You certainly could connect the 7 indoor speakers to a single AVR and its Zone 2 control. The Onkyo can power four outdoor speakers without much trouble, provided they're at least 8 ohm (it's 4 ohm stable). If they're not at least 8 ohm, you can use a speaker selector to impedance match. My only caution is that you'd end up without independent volume control - there'd be one for the HT zone, and another volume control for everywhere else, and that's about it. 2 channel distribution amplifiers lack independent volume control.

And you're correct, you can stream music into a Denon AVR, and if it's simplistic capabilities are enough for you, then there's no need for Sonos.

One small step above this (and probably the cheapest way to re-add independent volume control across the three zones, and more streaming) would be to go one step up to a Denon X1400H and a Heos Amp to run the outside. More blasphemy on a Sonos forum, of course, and I will say that Heos doesn't have the breadth of streaming services as Sonos does - not even close, in fact, and it's got some bugs to work out in the app (like Sonos did many years ago) - but it's head and shoulders above the streaming of the X1300.

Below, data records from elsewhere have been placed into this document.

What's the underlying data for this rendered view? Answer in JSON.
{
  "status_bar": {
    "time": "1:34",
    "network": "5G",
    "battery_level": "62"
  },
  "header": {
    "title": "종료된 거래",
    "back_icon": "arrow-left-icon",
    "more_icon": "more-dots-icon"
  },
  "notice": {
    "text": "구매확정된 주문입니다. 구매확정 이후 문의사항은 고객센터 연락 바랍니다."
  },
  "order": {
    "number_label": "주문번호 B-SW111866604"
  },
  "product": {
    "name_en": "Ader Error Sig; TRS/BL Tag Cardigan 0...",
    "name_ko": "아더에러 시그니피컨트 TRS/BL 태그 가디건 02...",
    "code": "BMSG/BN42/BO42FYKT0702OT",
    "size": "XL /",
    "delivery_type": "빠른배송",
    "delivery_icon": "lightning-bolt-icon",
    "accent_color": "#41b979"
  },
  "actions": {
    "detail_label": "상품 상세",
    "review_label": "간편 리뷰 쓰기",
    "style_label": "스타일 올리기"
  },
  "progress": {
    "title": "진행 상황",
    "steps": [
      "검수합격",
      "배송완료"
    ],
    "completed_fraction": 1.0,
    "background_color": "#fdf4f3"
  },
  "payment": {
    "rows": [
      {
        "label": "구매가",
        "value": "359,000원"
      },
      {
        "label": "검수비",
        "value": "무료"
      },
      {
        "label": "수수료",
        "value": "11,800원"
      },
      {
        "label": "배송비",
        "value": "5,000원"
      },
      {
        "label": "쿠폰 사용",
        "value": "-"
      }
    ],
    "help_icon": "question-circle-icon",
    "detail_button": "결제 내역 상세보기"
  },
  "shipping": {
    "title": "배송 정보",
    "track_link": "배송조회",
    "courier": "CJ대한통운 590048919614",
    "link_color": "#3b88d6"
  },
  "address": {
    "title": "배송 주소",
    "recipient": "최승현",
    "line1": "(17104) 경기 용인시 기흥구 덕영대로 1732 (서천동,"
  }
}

Big caution with using any receiver with Zone2 for a second zone: read the manual. Seriously, read it before you buy it, and understand the limitations of what can route where and under what circumstances. In almost all cases, Zone2 can only run analog sources, for instance. The restrictions and so on are much more complex than just using a pile of Sonos gear to power everything. Once set up properly though, it's very good.